- Your objective
Leaving every picture out, repeat all of the entries below exactly.

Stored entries

┌────────

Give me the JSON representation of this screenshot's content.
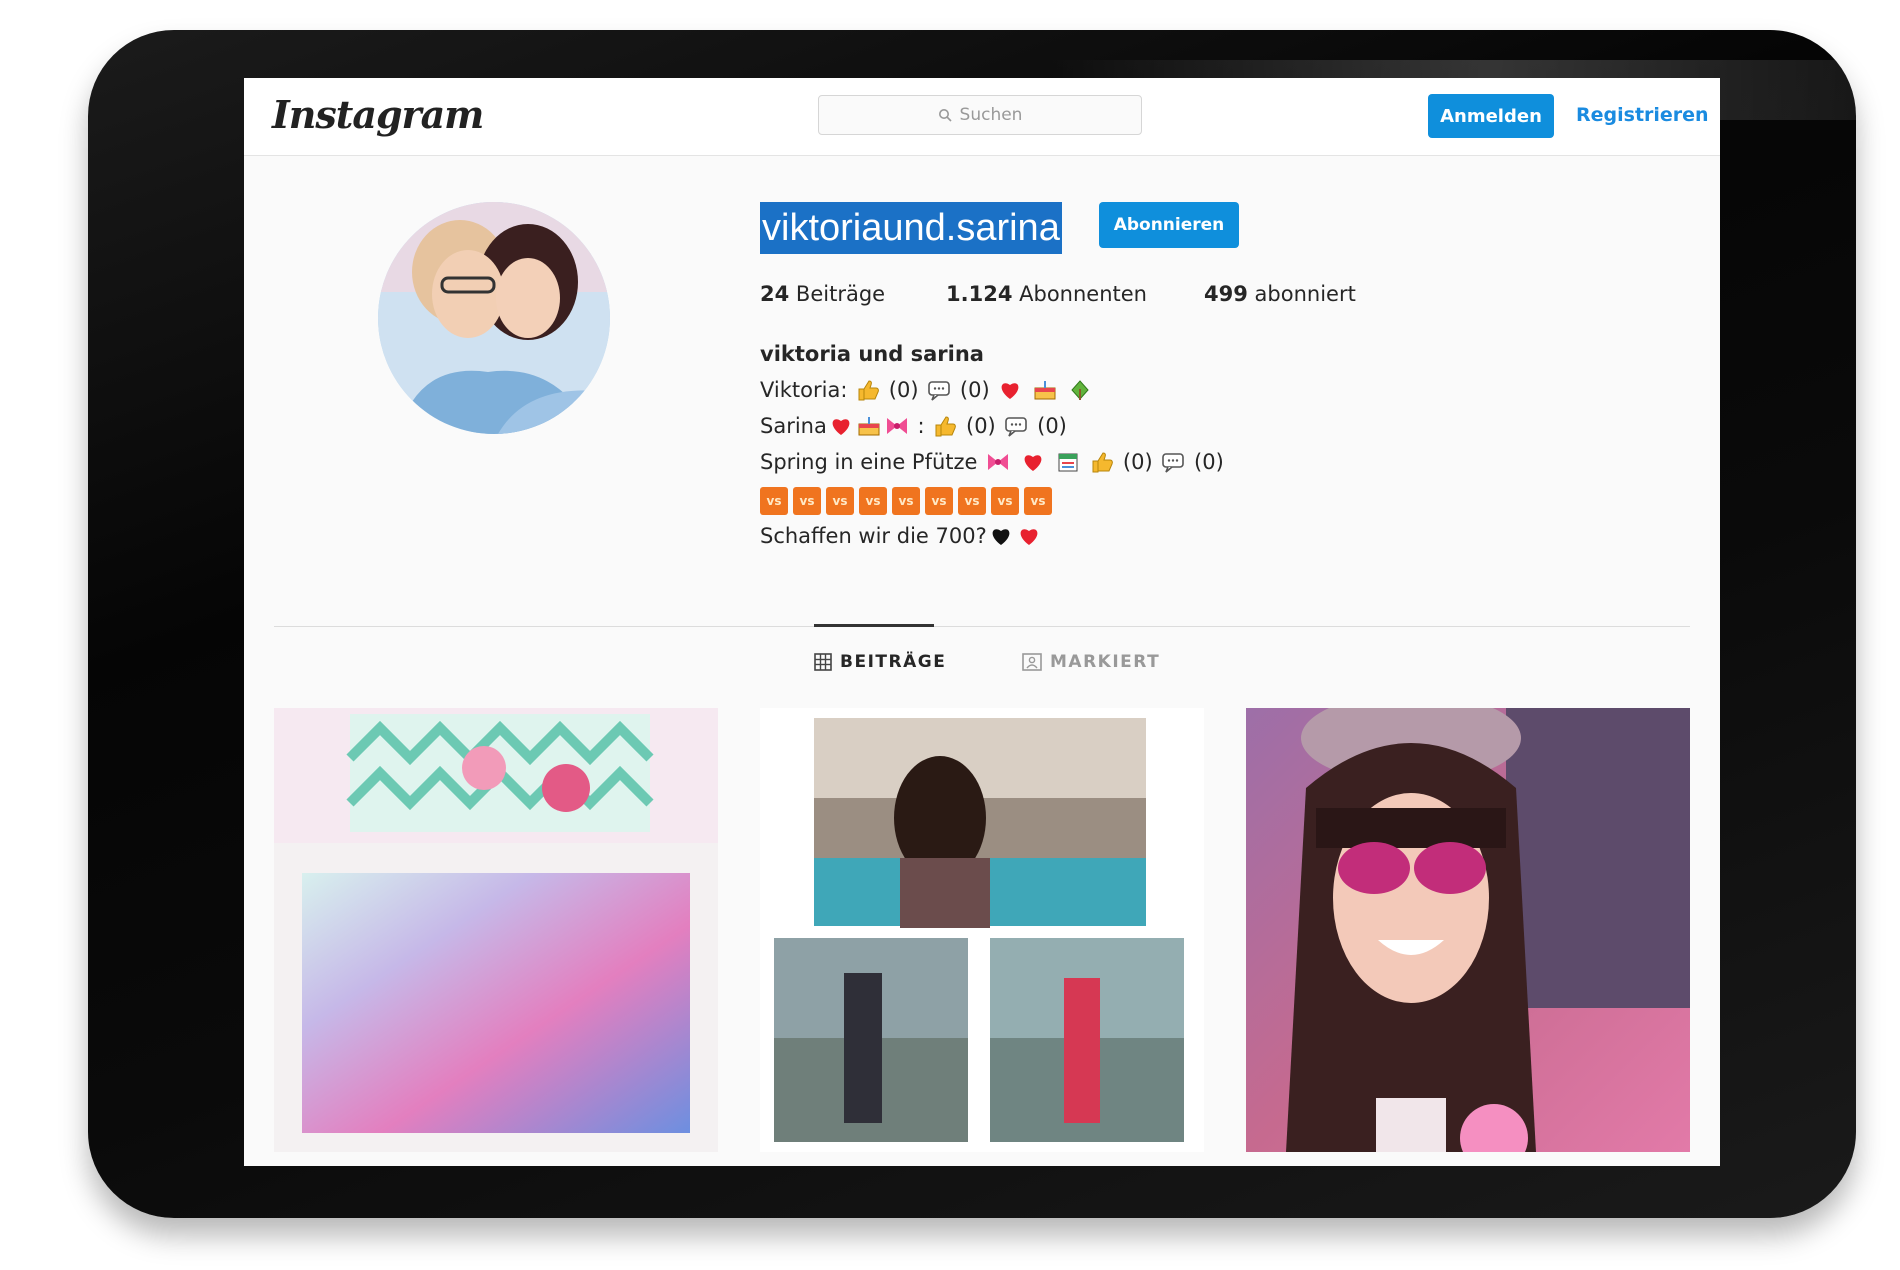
{
  "header": {
    "logo": "Instagram",
    "search_placeholder": "Suchen",
    "login_label": "Anmelden",
    "register_label": "Registrieren"
  },
  "profile": {
    "username": "viktoriaund.sarina",
    "follow_label": "Abonnieren",
    "stats": {
      "posts_count": "24",
      "posts_label": "Beiträge",
      "followers_count": "1.124",
      "followers_label": "Abonnenten",
      "following_count": "499",
      "following_label": "abonniert"
    },
    "bio": {
      "name": "viktoria und sarina",
      "line1_text": "Viktoria:",
      "line2_text": "Sarina",
      "line3_text": "Spring in eine Pfütze",
      "count_zero": "(0)",
      "colon": ":",
      "vs_label": "vs",
      "line5_text": "Schaffen wir die 700?"
    }
  },
  "tabs": {
    "posts": "BEITRÄGE",
    "tagged": "MARKIERT"
  },
  "colors": {
    "accent_blue": "#0f8fdc",
    "selection_blue": "#1b71c6",
    "link_blue": "#1a8be0"
  }
}
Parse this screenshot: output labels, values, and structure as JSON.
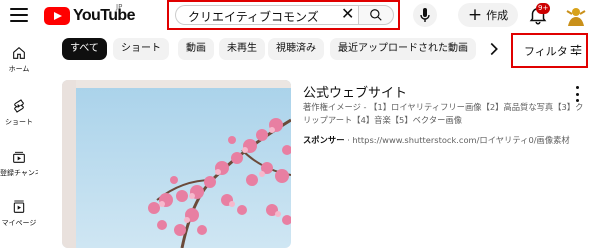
{
  "header": {
    "logo_text": "YouTube",
    "region": "JP",
    "search": {
      "query": "クリエイティブコモンズ"
    },
    "create_label": "作成",
    "notification_count": "9+"
  },
  "sidebar": {
    "items": [
      {
        "label": "ホーム",
        "icon": "home-icon"
      },
      {
        "label": "ショート",
        "icon": "shorts-icon"
      },
      {
        "label": "登録チャンネル",
        "icon": "subscriptions-icon"
      },
      {
        "label": "マイページ",
        "icon": "library-icon"
      }
    ]
  },
  "chips": {
    "items": [
      "すべて",
      "ショート",
      "動画",
      "未再生",
      "視聴済み",
      "最近アップロードされた動画"
    ],
    "active_index": 0,
    "filter_label": "フィルタ"
  },
  "result": {
    "title": "公式ウェブサイト",
    "description": "著作権イメージ - 【1】ロイヤリティフリー画像【2】高品質な写真【3】クリップアート【4】音楽【5】ベクター画像",
    "sponsor_label": "スポンサー",
    "sponsor_url": "· https://www.shutterstock.com/ロイヤリティ0/画像素材"
  },
  "colors": {
    "accent": "#ff0000",
    "highlight_box": "#e00000",
    "chip_active": "#0f0f0f"
  }
}
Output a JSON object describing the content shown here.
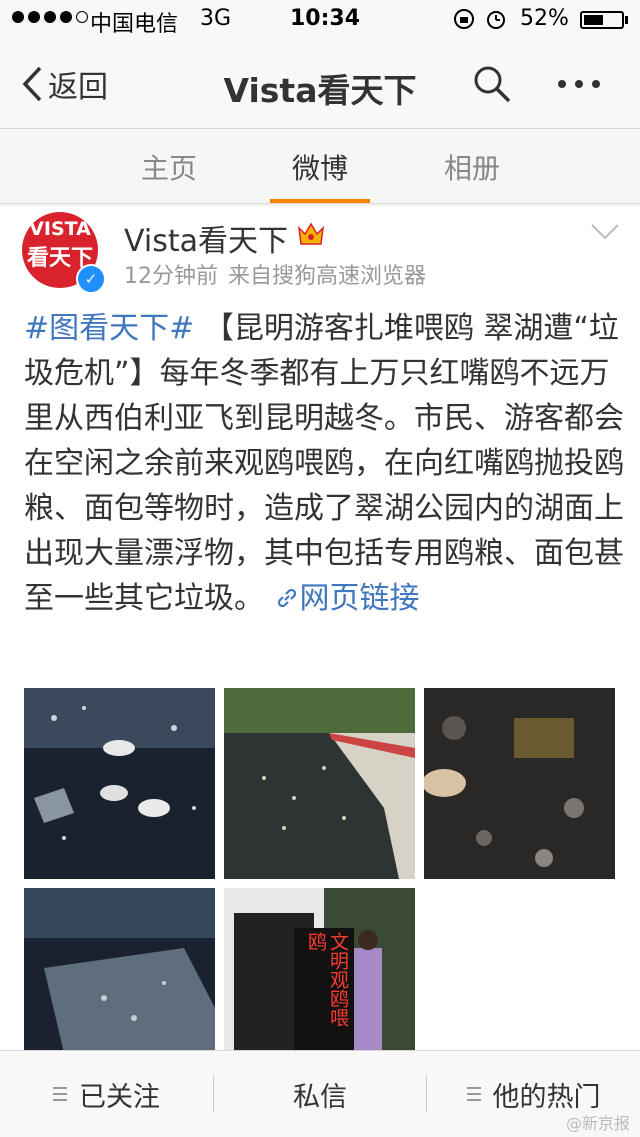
{
  "status_bar": {
    "carrier": "中国电信",
    "network": "3G",
    "time": "10:34",
    "battery_percent": "52%",
    "battery_level": 0.52,
    "signal_bars": 4
  },
  "nav": {
    "back_label": "返回",
    "title": "Vista看天下",
    "search_icon": "search-icon",
    "more_icon": "more-icon"
  },
  "tabs": [
    {
      "label": "主页",
      "active": false
    },
    {
      "label": "微博",
      "active": true
    },
    {
      "label": "相册",
      "active": false
    }
  ],
  "accent_color": "#ff8200",
  "post": {
    "avatar_text_1": "VISTA",
    "avatar_text_2": "看天下",
    "username": "Vista看天下",
    "time_ago": "12分钟前",
    "source": "来自搜狗高速浏览器",
    "topic": "#图看天下#",
    "body": "【昆明游客扎堆喂鸥 翠湖遭“垃圾危机”】每年冬季都有上万只红嘴鸥不远万里从西伯利亚飞到昆明越冬。市民、游客都会在空闲之余前来观鸥喂鸥，在向红嘴鸥抛投鸥粮、面包等物时，造成了翠湖公园内的湖面上出现大量漂浮物，其中包括专用鸥粮、面包甚至一些其它垃圾。",
    "link_label": "网页链接",
    "photo_sign_text": "文明观鸥喂鸥"
  },
  "bottom_bar": {
    "follow_label": "已关注",
    "message_label": "私信",
    "hot_label": "他的热门"
  },
  "watermark": "@新京报"
}
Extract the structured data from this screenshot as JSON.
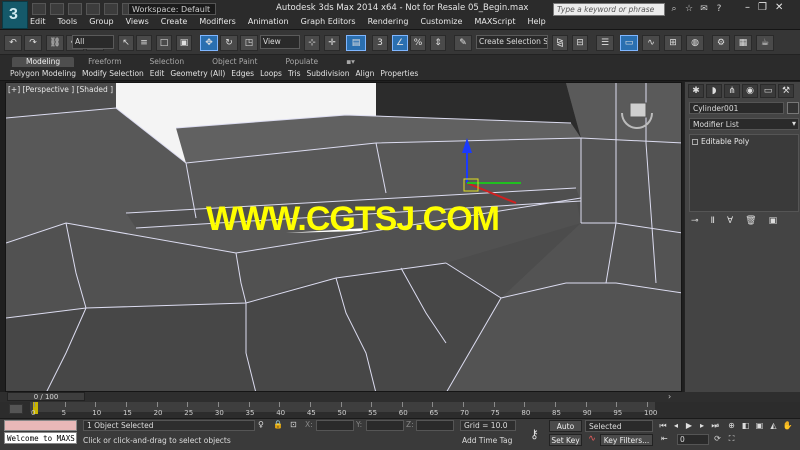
{
  "app": {
    "logo_label": "3",
    "workspace": "Workspace: Default",
    "title": "Autodesk 3ds Max  2014 x64  - Not for Resale   05_Begin.max",
    "search_placeholder": "Type a keyword or phrase",
    "window_controls": [
      "–",
      "❐",
      "✕"
    ]
  },
  "menu": [
    "Edit",
    "Tools",
    "Group",
    "Views",
    "Create",
    "Modifiers",
    "Animation",
    "Graph Editors",
    "Rendering",
    "Customize",
    "MAXScript",
    "Help"
  ],
  "toolbar": {
    "selection_filter": "All",
    "reference_coord": "View",
    "named_selection": "Create Selection Se"
  },
  "ribbon": {
    "tabs": [
      "Modeling",
      "Freeform",
      "Selection",
      "Object Paint",
      "Populate"
    ],
    "active_tab": "Modeling",
    "subtabs": [
      "Polygon Modeling",
      "Modify Selection",
      "Edit",
      "Geometry (All)",
      "Edges",
      "Loops",
      "Tris",
      "Subdivision",
      "Align",
      "Properties"
    ]
  },
  "viewport": {
    "label": "[+] [Perspective ] [Shaded ]",
    "watermark": "WWW.CGTSJ.COM"
  },
  "command_panel": {
    "object_name": "Cylinder001",
    "modifier_list": "Modifier List",
    "stack_item": "Editable Poly"
  },
  "timeline": {
    "slider": "0 / 100",
    "ticks": [
      "0",
      "5",
      "10",
      "15",
      "20",
      "25",
      "30",
      "35",
      "40",
      "45",
      "50",
      "55",
      "60",
      "65",
      "70",
      "75",
      "80",
      "85",
      "90",
      "95",
      "100"
    ]
  },
  "status": {
    "maxscript_listener": "Welcome to MAXS",
    "selection_count": "1 Object Selected",
    "prompt": "Click or click-and-drag to select objects",
    "x_label": "X:",
    "y_label": "Y:",
    "z_label": "Z:",
    "grid": "Grid = 10.0",
    "add_time_tag": "Add Time Tag",
    "auto_key": "Auto Key",
    "set_key": "Set Key",
    "selected_set": "Selected",
    "key_filters": "Key Filters...",
    "frame": "0"
  }
}
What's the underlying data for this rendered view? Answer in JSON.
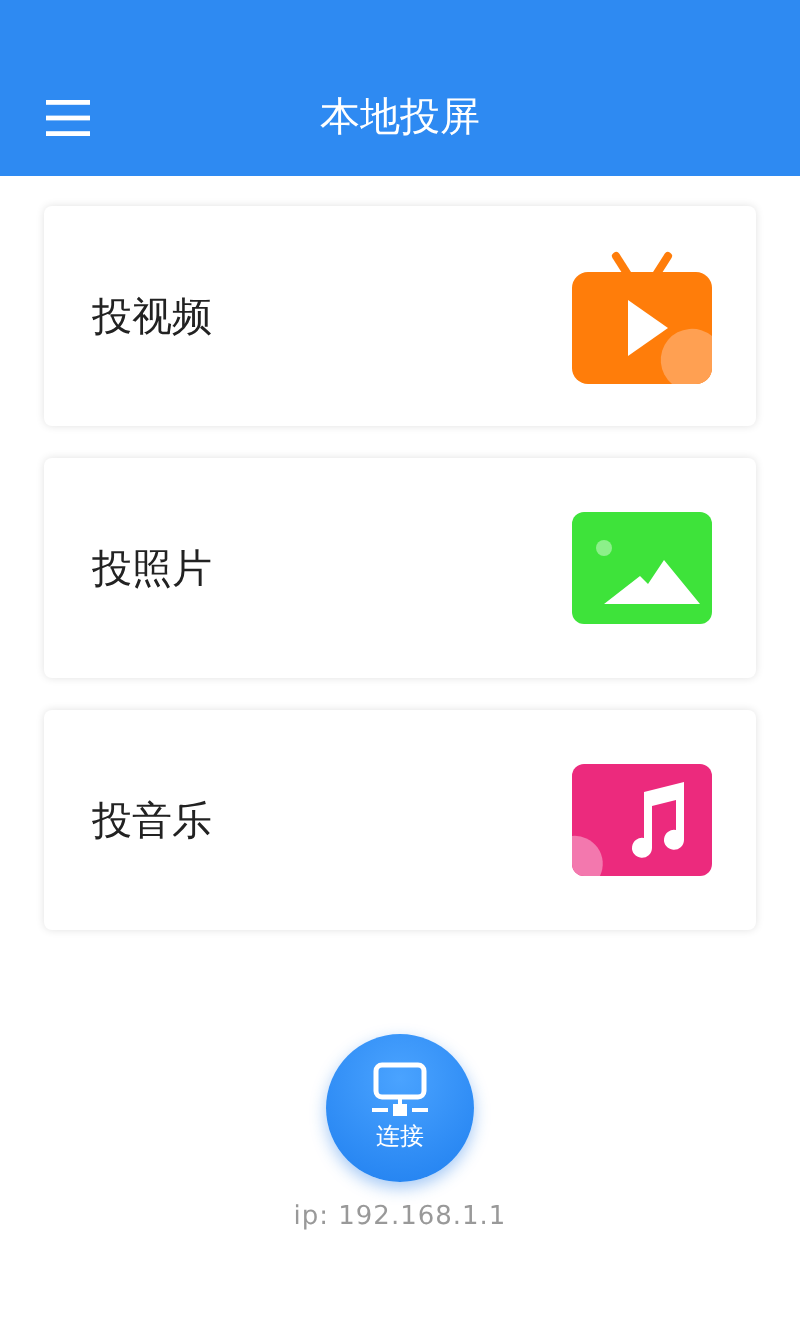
{
  "header": {
    "title": "本地投屏"
  },
  "items": [
    {
      "label": "投视频",
      "kind": "video"
    },
    {
      "label": "投照片",
      "kind": "photo"
    },
    {
      "label": "投音乐",
      "kind": "music"
    }
  ],
  "connect": {
    "label": "连接"
  },
  "ip": "ip: 192.168.1.1"
}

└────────

- Result of this exercise
Give me the JSON representation of this screenshot's content.
{
  "header": {
    "logo": "Instagram",
    "search_placeholder": "Suchen",
    "login_label": "Anmelden",
    "register_label": "Registrieren"
  },
  "profile": {
    "username": "viktoriaund.sarina",
    "follow_label": "Abonnieren",
    "stats": {
      "posts_count": "24",
      "posts_label": "Beiträge",
      "followers_count": "1.124",
      "followers_label": "Abonnenten",
      "following_count": "499",
      "following_label": "abonniert"
    },
    "bio": {
      "name": "viktoria und sarina",
      "line1_text": "Viktoria:",
      "line2_text": "Sarina",
      "line3_text": "Spring in eine Pfütze",
      "count_zero": "(0)",
      "colon": ":",
      "vs_label": "vs",
      "line5_text": "Schaffen wir die 700?"
    }
  },
  "tabs": {
    "posts": "BEITRÄGE",
    "tagged": "MARKIERT"
  },
  "colors": {
    "accent_blue": "#0f8fdc",
    "selection_blue": "#1b71c6",
    "link_blue": "#1a8be0"
  }
}
Parse this screenshot: output labels, values, and structure as JSON.
{
  "header": {
    "logo_text": "YouTube",
    "region": "JP",
    "search": {
      "query": "クリエイティブコモンズ"
    },
    "create_label": "作成",
    "notification_count": "9+"
  },
  "sidebar": {
    "items": [
      {
        "label": "ホーム",
        "icon": "home-icon"
      },
      {
        "label": "ショート",
        "icon": "shorts-icon"
      },
      {
        "label": "登録チャンネル",
        "icon": "subscriptions-icon"
      },
      {
        "label": "マイページ",
        "icon": "library-icon"
      }
    ]
  },
  "chips": {
    "items": [
      "すべて",
      "ショート",
      "動画",
      "未再生",
      "視聴済み",
      "最近アップロードされた動画"
    ],
    "active_index": 0,
    "filter_label": "フィルタ"
  },
  "result": {
    "title": "公式ウェブサイト",
    "description": "著作権イメージ - 【1】ロイヤリティフリー画像【2】高品質な写真【3】クリップアート【4】音楽【5】ベクター画像",
    "sponsor_label": "スポンサー",
    "sponsor_url": "· https://www.shutterstock.com/ロイヤリティ0/画像素材"
  },
  "colors": {
    "accent": "#ff0000",
    "highlight_box": "#e00000",
    "chip_active": "#0f0f0f"
  }
}
Output a JSON object describing the content shown here.
{
  "status_bar": {
    "carrier": "中国电信",
    "network": "3G",
    "time": "10:34",
    "battery_percent": "52%",
    "battery_level": 0.52,
    "signal_bars": 4
  },
  "nav": {
    "back_label": "返回",
    "title": "Vista看天下",
    "search_icon": "search-icon",
    "more_icon": "more-icon"
  },
  "tabs": [
    {
      "label": "主页",
      "active": false
    },
    {
      "label": "微博",
      "active": true
    },
    {
      "label": "相册",
      "active": false
    }
  ],
  "accent_color": "#ff8200",
  "post": {
    "avatar_text_1": "VISTA",
    "avatar_text_2": "看天下",
    "username": "Vista看天下",
    "time_ago": "12分钟前",
    "source": "来自搜狗高速浏览器",
    "topic": "#图看天下#",
    "body": "【昆明游客扎堆喂鸥 翠湖遭“垃圾危机”】每年冬季都有上万只红嘴鸥不远万里从西伯利亚飞到昆明越冬。市民、游客都会在空闲之余前来观鸥喂鸥，在向红嘴鸥抛投鸥粮、面包等物时，造成了翠湖公园内的湖面上出现大量漂浮物，其中包括专用鸥粮、面包甚至一些其它垃圾。",
    "link_label": "网页链接",
    "photo_sign_text": "文明观鸥喂鸥"
  },
  "bottom_bar": {
    "follow_label": "已关注",
    "message_label": "私信",
    "hot_label": "他的热门"
  },
  "watermark": "@新京报"
}
Extract the structured data from this screenshot as JSON.
{
  "app": {
    "logo_label": "3",
    "workspace": "Workspace: Default",
    "title": "Autodesk 3ds Max  2014 x64  - Not for Resale   05_Begin.max",
    "search_placeholder": "Type a keyword or phrase",
    "window_controls": [
      "–",
      "❐",
      "✕"
    ]
  },
  "menu": [
    "Edit",
    "Tools",
    "Group",
    "Views",
    "Create",
    "Modifiers",
    "Animation",
    "Graph Editors",
    "Rendering",
    "Customize",
    "MAXScript",
    "Help"
  ],
  "toolbar": {
    "selection_filter": "All",
    "reference_coord": "View",
    "named_selection": "Create Selection Se"
  },
  "ribbon": {
    "tabs": [
      "Modeling",
      "Freeform",
      "Selection",
      "Object Paint",
      "Populate"
    ],
    "active_tab": "Modeling",
    "subtabs": [
      "Polygon Modeling",
      "Modify Selection",
      "Edit",
      "Geometry (All)",
      "Edges",
      "Loops",
      "Tris",
      "Subdivision",
      "Align",
      "Properties"
    ]
  },
  "viewport": {
    "label": "[+] [Perspective ] [Shaded ]",
    "watermark": "WWW.CGTSJ.COM"
  },
  "command_panel": {
    "object_name": "Cylinder001",
    "modifier_list": "Modifier List",
    "stack_item": "Editable Poly"
  },
  "timeline": {
    "slider": "0 / 100",
    "ticks": [
      "0",
      "5",
      "10",
      "15",
      "20",
      "25",
      "30",
      "35",
      "40",
      "45",
      "50",
      "55",
      "60",
      "65",
      "70",
      "75",
      "80",
      "85",
      "90",
      "95",
      "100"
    ]
  },
  "status": {
    "maxscript_listener": "Welcome to MAXS",
    "selection_count": "1 Object Selected",
    "prompt": "Click or click-and-drag to select objects",
    "x_label": "X:",
    "y_label": "Y:",
    "z_label": "Z:",
    "grid": "Grid = 10.0",
    "add_time_tag": "Add Time Tag",
    "auto_key": "Auto Key",
    "set_key": "Set Key",
    "selected_set": "Selected",
    "key_filters": "Key Filters...",
    "frame": "0"
  }
}
What's the underlying data for this rendered view? Answer in JSON.
{
  "header": {
    "title": "本地投屏"
  },
  "items": [
    {
      "label": "投视频",
      "kind": "video"
    },
    {
      "label": "投照片",
      "kind": "photo"
    },
    {
      "label": "投音乐",
      "kind": "music"
    }
  ],
  "connect": {
    "label": "连接"
  },
  "ip": "ip: 192.168.1.1"
}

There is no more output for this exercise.